Medicare proposal puts patients and access to care at risk!

Here is the link to the website where the listeners can log on and find out who their congressmen are.  Our hope is that they call the legislators and let them know their feelings about this roadblock to their healthcare.  Our voice is stronger when we reach out, especially to those who are directly affected by these kind of demonstrations.  Here is the site:


CMS-10406 Medicare Probable Fraud Measurement Pilot; CMS-10599 Medicare Prior Authorization of Home Health Services Demonstration

Comments submitted by Molly Tomlin, Director of Clinical Practice and Regulatory Affairs

Texas Association for Home Care and Hospice

April 1, 2016

Thank you for the opportunity to submit comments on a proposed “pilot project” to require prior authorization (PA) for Medicare home health services in five states, including Texas. The proposal as described would implement a demonstration project to develop and test a Medicare prior authorization process for identifying and preventing fraud before home health claims could be submitted and processed.

 TAHC&H is firmly opposed to the home health prior authorization demonstration.

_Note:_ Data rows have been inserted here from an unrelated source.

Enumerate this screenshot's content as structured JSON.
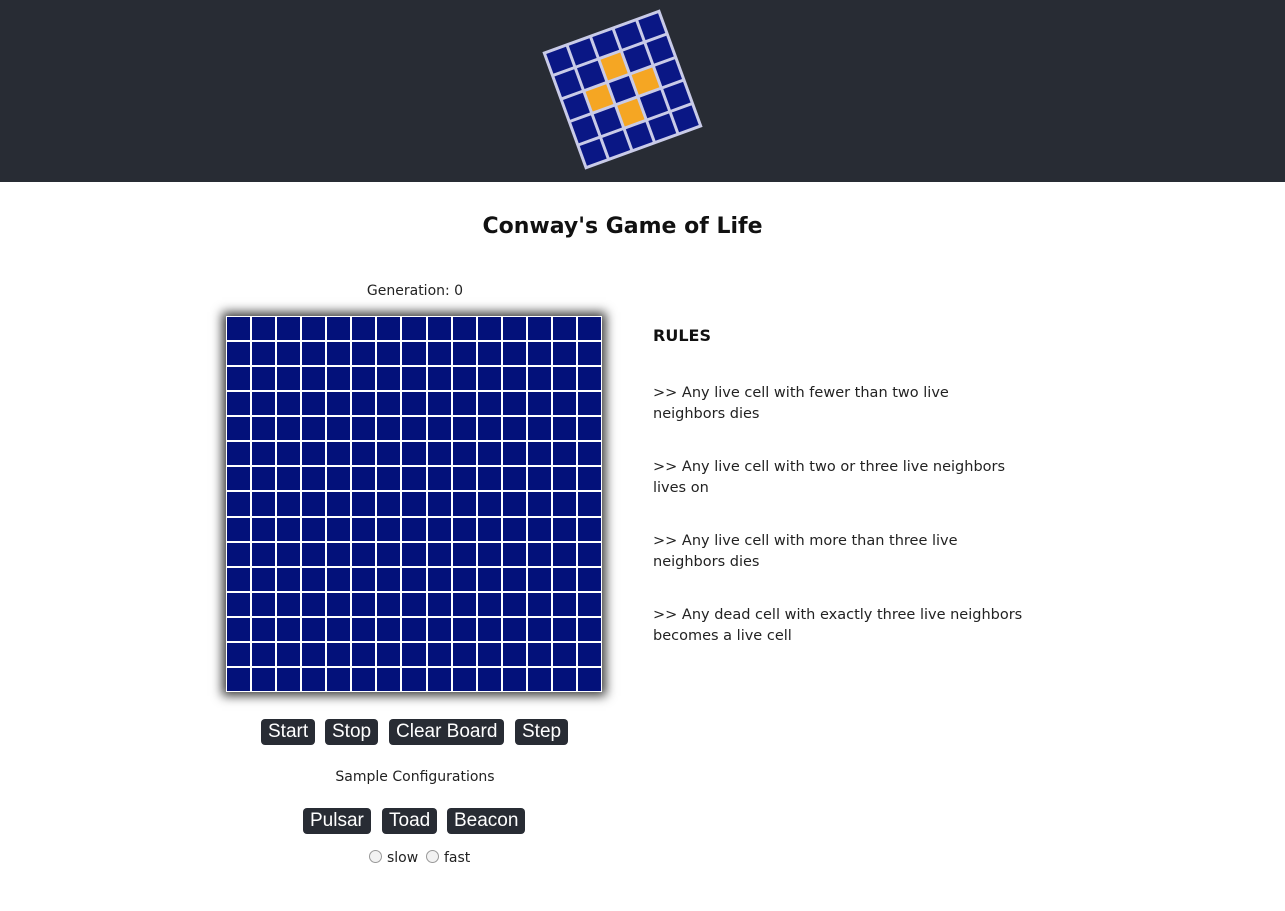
{
  "header": {
    "logo_grid": [
      [
        0,
        0,
        0,
        0,
        0
      ],
      [
        0,
        0,
        1,
        0,
        0
      ],
      [
        0,
        1,
        0,
        1,
        0
      ],
      [
        0,
        0,
        1,
        0,
        0
      ],
      [
        0,
        0,
        0,
        0,
        0
      ]
    ]
  },
  "page": {
    "title": "Conway's Game of Life"
  },
  "board": {
    "generation_label": "Generation: 0",
    "rows": 15,
    "cols": 15
  },
  "controls": {
    "start": "Start",
    "stop": "Stop",
    "clear": "Clear Board",
    "step": "Step"
  },
  "samples": {
    "label": "Sample Configurations",
    "pulsar": "Pulsar",
    "toad": "Toad",
    "beacon": "Beacon"
  },
  "speed": {
    "slow": "slow",
    "fast": "fast"
  },
  "rules": {
    "title": "RULES",
    "items": [
      ">> Any live cell with fewer than two live neighbors dies",
      ">> Any live cell with two or three live neighbors lives on",
      ">> Any live cell with more than three live neighbors dies",
      ">> Any dead cell with exactly three live neighbors becomes a live cell"
    ]
  },
  "colors": {
    "header_bg": "#282c34",
    "cell_dead": "#03117a",
    "cell_alive": "#f5a623",
    "button_bg": "#282c34"
  }
}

While the industry recognizes the need for intelligent policies to combat fraud, waste and abuse – we are against policies that simply do not work and harm patients.

We oppose this proposal because:

 The proposal puts patients and access to care at risk.


  • If home health providers have to wait for approval before they see a patient, many vulnerable seniors will see significant delays in getting the care they need, thus negatively affecting patient outcomes.
  • The approach will present obstacles to reducing hospital readmissions and other innovative payment models Congress is advancing thus increasing cost to Medicare rather than decreasing costs.
  • CMS, rather than doctors, will decide what kind of care a patient should have access to. Unfortunately this is a preemptive utilization control measure rather than an outcomes-focused   quality initiative. 
  • The policy does not target agencies suspected of fraud. It instead implements an across-the-board, sweeping approach forcing every single agency to get prior-authorization before treating a patient.
  • CMS already has the resources in place to target suspected fraudulent agencies. They already know what the problems are and where they exist so why add more burdensome regulations on everyone? This is using an axe instead of a scalpel – not surgical or specific.
  • Our state and federal antifraud enforcement efforts are already well targeted and producing results, such as the H.E.A.T. task force is already designated to prevent fraud in major cities.
  • We believe that CMS has no legal authority to impose prior authorization on Medicare covered services. Congressional authorization has been limited to prior authorization of durable medical equipment and did not extend to home healthcare or any other medical service.
  • The proposed demonstration does not address risk areas for fraud in home health.   Rather, it adds significant administrative burden on both physicians and home health agencies by implementing a duplicative process since CMS already reviews payments and conducts audits both mid-episode, as well as retrospectively.
  • An across-the-board prior authorization program is a redundant procedural step that will raise administrative costs with little or no return. It is not manageable or realistic.
  • Providers already submit information to CMS on the proposed scope and duration of care. CMS can already recoup monies for unsubstantiated care.
  • Taxpayer dollars will not be used efficiently or effectively, as this is an unnecessary measure requiring substantial new resources on the part of CMS to prior-review over 900,000 claims each year.
  • In order to not interrupt patient care, CMS will have to sink major resources into pre-authorization procedures. This will be a massive administrative undertaking. There are already major issues with responsiveness and payment lag times on their end.
  • This is another burdensome government regulation placed on small business owners who are providing health care to our most vulnerable population.


  • Home health providers are already facing an unprecedented amount of government regulations and mandates in a time when federal decision-makers should be promoting cost-effective care for the rising senior population.
  • Perhaps there could be better tools to address home health risk areas, such as focusing on agencies that had Condition Level deficiencies or repeated deficiencies of the same nature.
  •  In order to get PA, an RN or PT has to visit the patient to assess their needs and report back.


  • A PA necessitates a visit to the patient for an initial assessment.
  • What if the agencies don’t receive a PA, even though the physician with all of his/her medical background says the patient needs home health? Now the agency must pay the nurse and has no way to bill the claim unless they are willing to take the 25% reduction in payment because they did not get the PA, as detailed in the CMS supporting statement.


Thank you for the opportunity to provide our comments on this Prior Authorization Proposal from CMS. However, The Texas Association for Homecare and Hospice takes a firm stand in opposing this proposal.



Molly Tomlin, RN, CLNC Director of Clinical Practice and Regulatory Affairs Texas Association for Homecare & Hospice